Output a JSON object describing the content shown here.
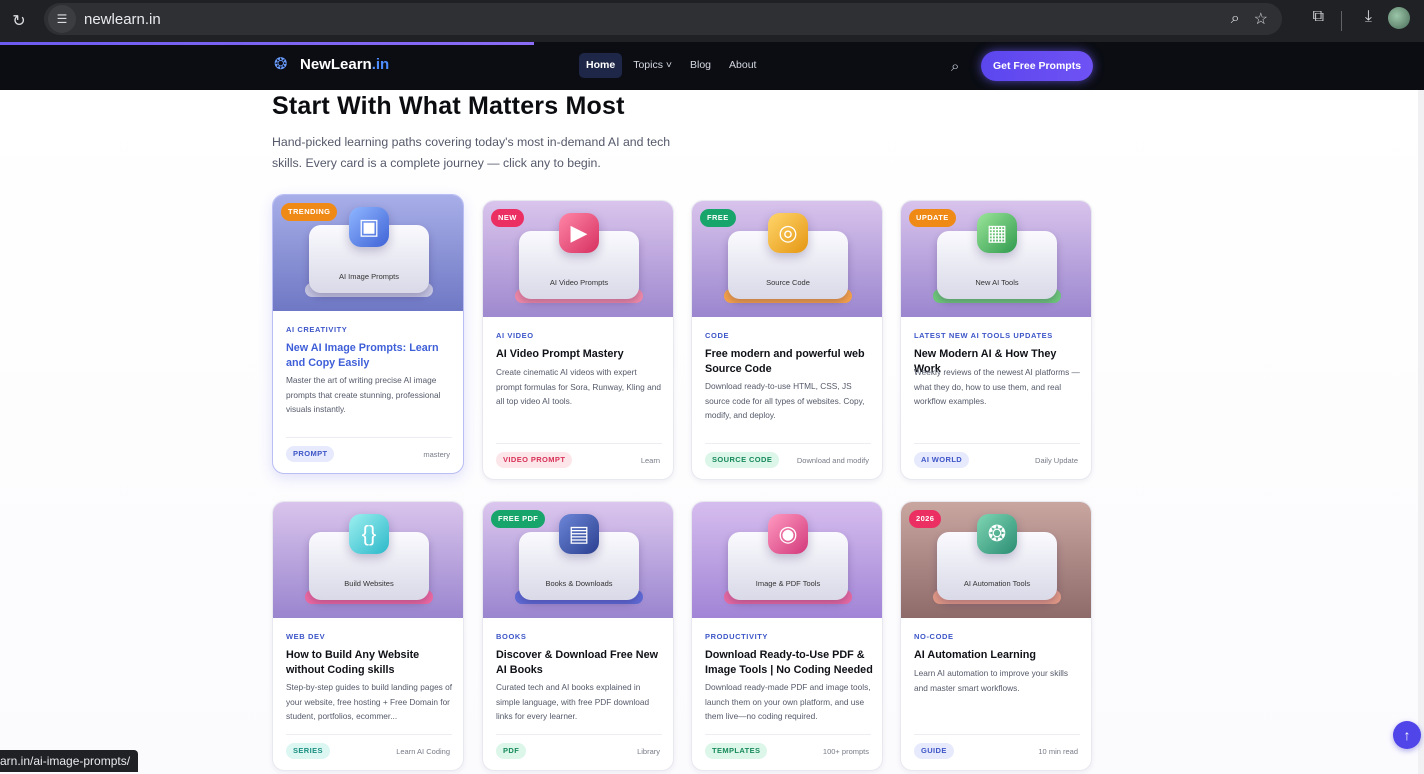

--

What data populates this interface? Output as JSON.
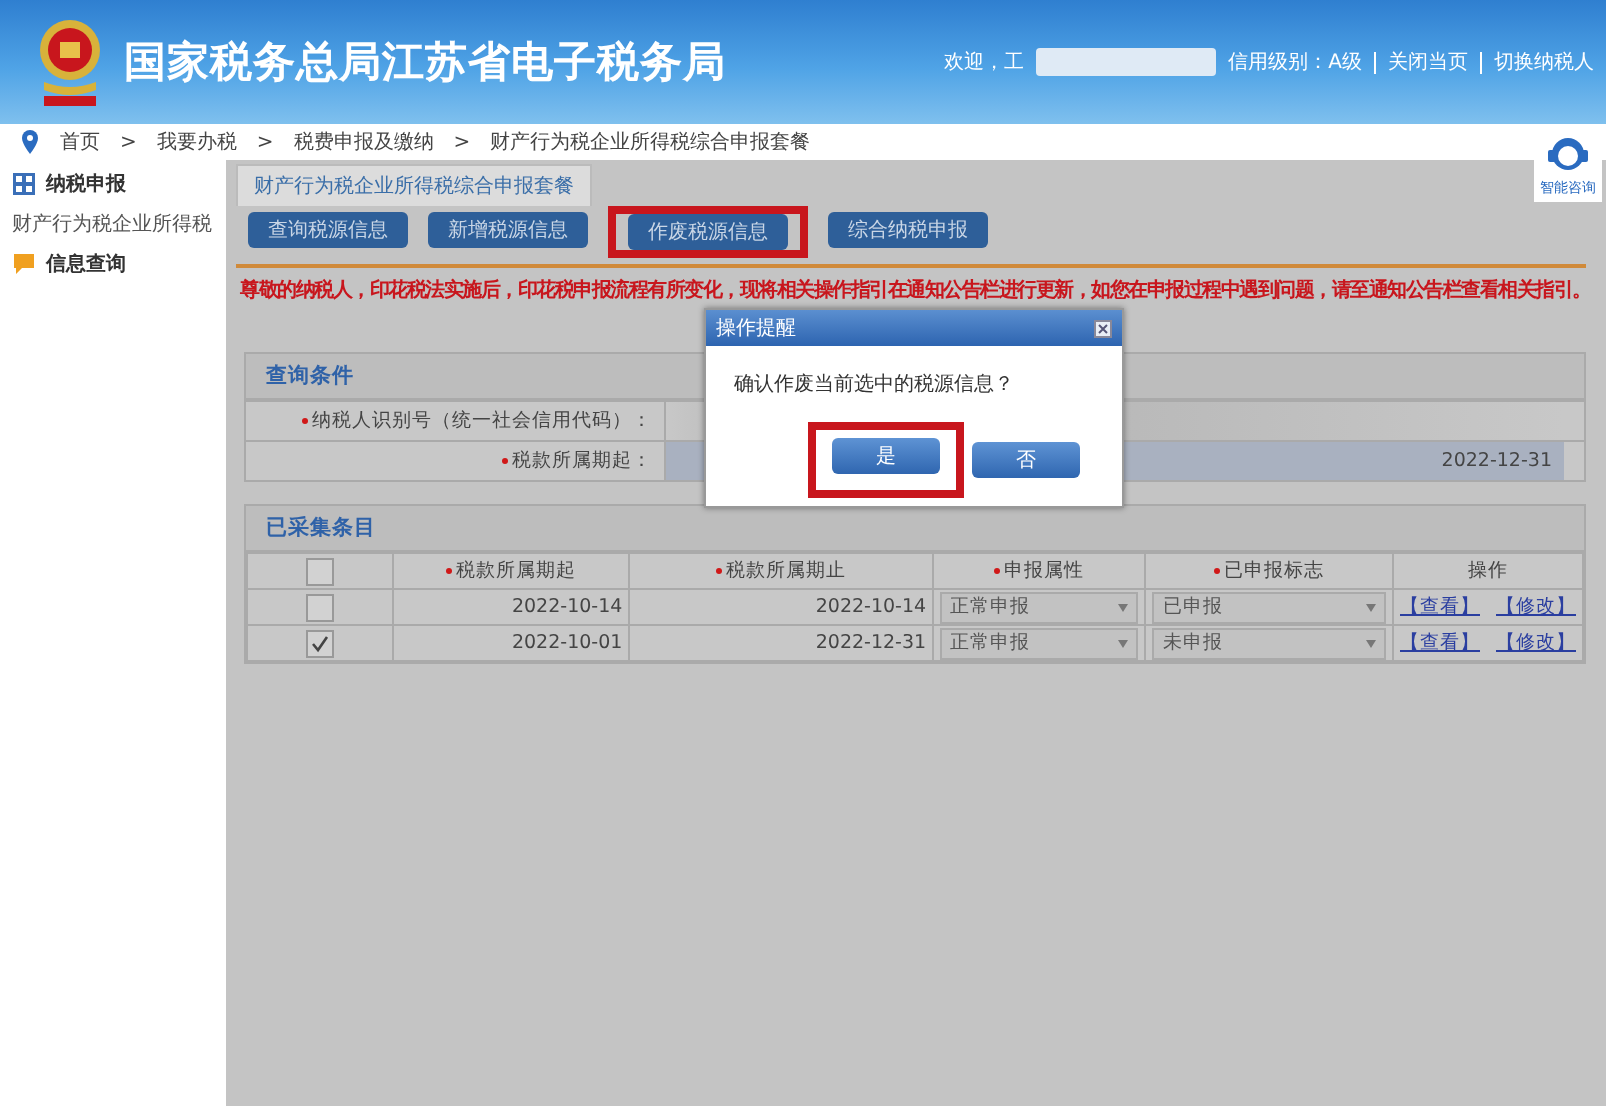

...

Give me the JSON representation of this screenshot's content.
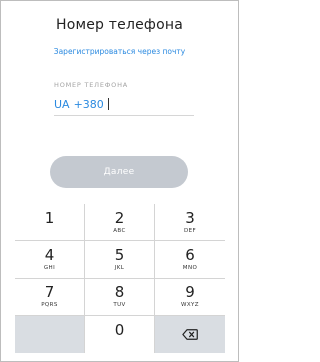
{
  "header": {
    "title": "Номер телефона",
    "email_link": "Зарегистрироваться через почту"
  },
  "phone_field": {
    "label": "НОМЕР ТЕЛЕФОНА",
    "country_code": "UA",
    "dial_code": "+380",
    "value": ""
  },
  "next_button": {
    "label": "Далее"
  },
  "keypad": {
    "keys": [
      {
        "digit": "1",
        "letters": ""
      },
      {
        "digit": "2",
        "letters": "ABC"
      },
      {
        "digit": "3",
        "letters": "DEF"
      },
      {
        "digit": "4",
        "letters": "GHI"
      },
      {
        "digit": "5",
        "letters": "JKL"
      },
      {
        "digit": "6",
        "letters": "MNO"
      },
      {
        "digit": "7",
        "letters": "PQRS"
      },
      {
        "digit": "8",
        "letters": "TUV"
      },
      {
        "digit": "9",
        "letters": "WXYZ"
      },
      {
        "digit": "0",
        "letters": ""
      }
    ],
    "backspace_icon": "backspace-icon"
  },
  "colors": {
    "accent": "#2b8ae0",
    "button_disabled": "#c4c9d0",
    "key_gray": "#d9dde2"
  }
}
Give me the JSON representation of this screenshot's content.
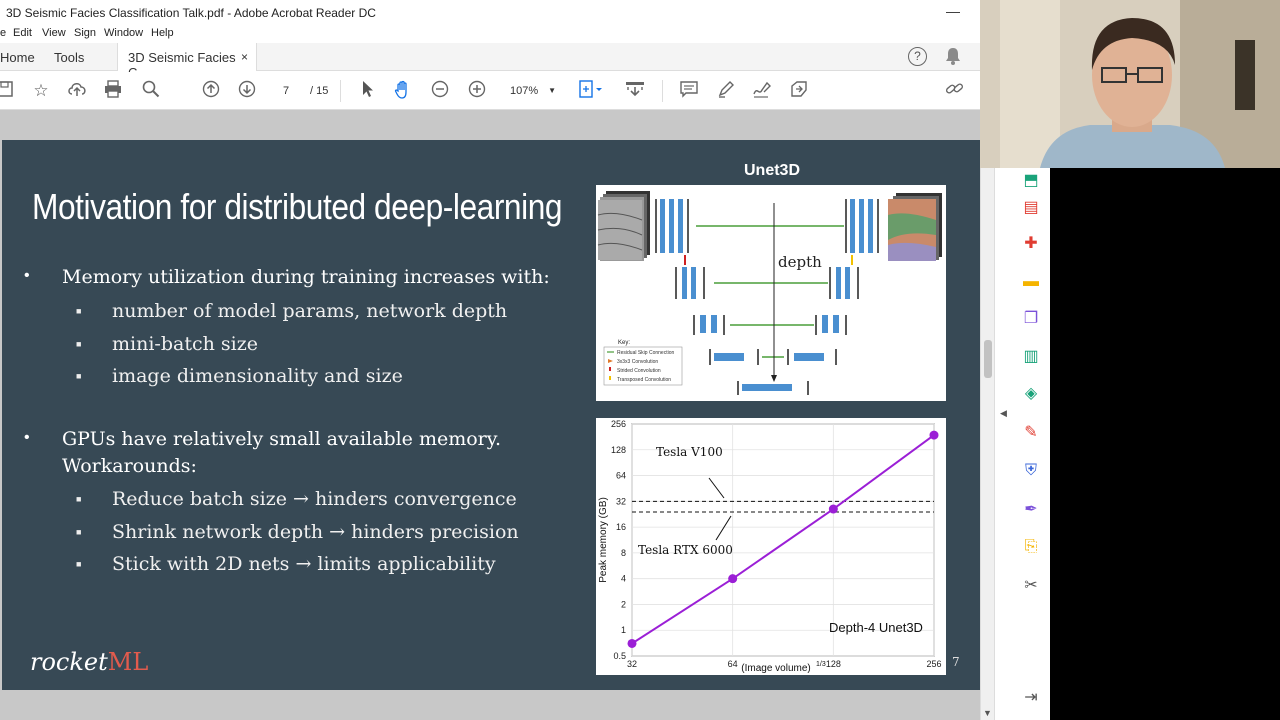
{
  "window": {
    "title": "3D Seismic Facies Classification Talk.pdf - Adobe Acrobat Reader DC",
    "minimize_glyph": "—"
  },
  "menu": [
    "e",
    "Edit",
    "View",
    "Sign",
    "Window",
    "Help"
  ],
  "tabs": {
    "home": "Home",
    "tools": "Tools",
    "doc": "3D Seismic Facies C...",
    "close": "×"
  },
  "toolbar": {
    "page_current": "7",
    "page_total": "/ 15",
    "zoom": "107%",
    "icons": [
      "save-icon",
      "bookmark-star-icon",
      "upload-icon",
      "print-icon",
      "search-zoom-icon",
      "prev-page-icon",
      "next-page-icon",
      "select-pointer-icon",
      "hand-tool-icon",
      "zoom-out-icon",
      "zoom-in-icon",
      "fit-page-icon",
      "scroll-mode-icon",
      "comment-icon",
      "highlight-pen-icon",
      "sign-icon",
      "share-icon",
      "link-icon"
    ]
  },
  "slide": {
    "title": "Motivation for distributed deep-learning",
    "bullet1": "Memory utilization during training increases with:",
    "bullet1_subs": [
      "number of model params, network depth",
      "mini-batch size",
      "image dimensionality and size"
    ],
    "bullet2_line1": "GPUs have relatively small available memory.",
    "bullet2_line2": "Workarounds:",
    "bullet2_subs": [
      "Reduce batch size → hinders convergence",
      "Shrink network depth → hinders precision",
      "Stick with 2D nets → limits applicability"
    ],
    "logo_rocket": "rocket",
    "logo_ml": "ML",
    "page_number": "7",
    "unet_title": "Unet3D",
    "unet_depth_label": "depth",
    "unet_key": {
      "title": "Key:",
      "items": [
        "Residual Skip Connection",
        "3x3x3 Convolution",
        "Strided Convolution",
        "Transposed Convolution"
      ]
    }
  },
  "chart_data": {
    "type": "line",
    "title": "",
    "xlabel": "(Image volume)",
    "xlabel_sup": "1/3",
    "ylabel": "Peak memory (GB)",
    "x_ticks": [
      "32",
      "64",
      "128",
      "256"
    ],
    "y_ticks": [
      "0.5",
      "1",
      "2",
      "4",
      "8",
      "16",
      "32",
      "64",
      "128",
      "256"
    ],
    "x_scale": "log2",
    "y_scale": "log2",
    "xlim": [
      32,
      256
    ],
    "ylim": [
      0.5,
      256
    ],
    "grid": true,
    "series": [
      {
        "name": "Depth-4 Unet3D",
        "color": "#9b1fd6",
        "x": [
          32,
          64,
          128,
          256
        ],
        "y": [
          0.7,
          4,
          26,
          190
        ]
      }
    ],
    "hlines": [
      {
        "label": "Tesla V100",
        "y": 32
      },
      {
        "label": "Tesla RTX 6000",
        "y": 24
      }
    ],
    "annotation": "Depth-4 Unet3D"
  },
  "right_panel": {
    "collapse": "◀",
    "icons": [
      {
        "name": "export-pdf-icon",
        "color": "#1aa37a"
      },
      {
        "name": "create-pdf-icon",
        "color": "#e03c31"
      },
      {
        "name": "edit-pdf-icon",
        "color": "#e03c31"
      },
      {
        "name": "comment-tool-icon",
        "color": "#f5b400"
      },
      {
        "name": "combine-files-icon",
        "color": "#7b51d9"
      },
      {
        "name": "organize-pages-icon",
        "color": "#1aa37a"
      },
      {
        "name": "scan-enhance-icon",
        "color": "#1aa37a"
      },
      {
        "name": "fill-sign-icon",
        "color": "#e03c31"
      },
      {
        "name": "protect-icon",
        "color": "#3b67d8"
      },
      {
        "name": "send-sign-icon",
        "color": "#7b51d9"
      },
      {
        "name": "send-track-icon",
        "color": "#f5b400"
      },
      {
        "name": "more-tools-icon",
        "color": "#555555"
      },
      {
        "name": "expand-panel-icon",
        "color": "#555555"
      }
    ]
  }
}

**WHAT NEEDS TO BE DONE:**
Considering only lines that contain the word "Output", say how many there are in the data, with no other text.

**WRITTEN SOLUTION:**
2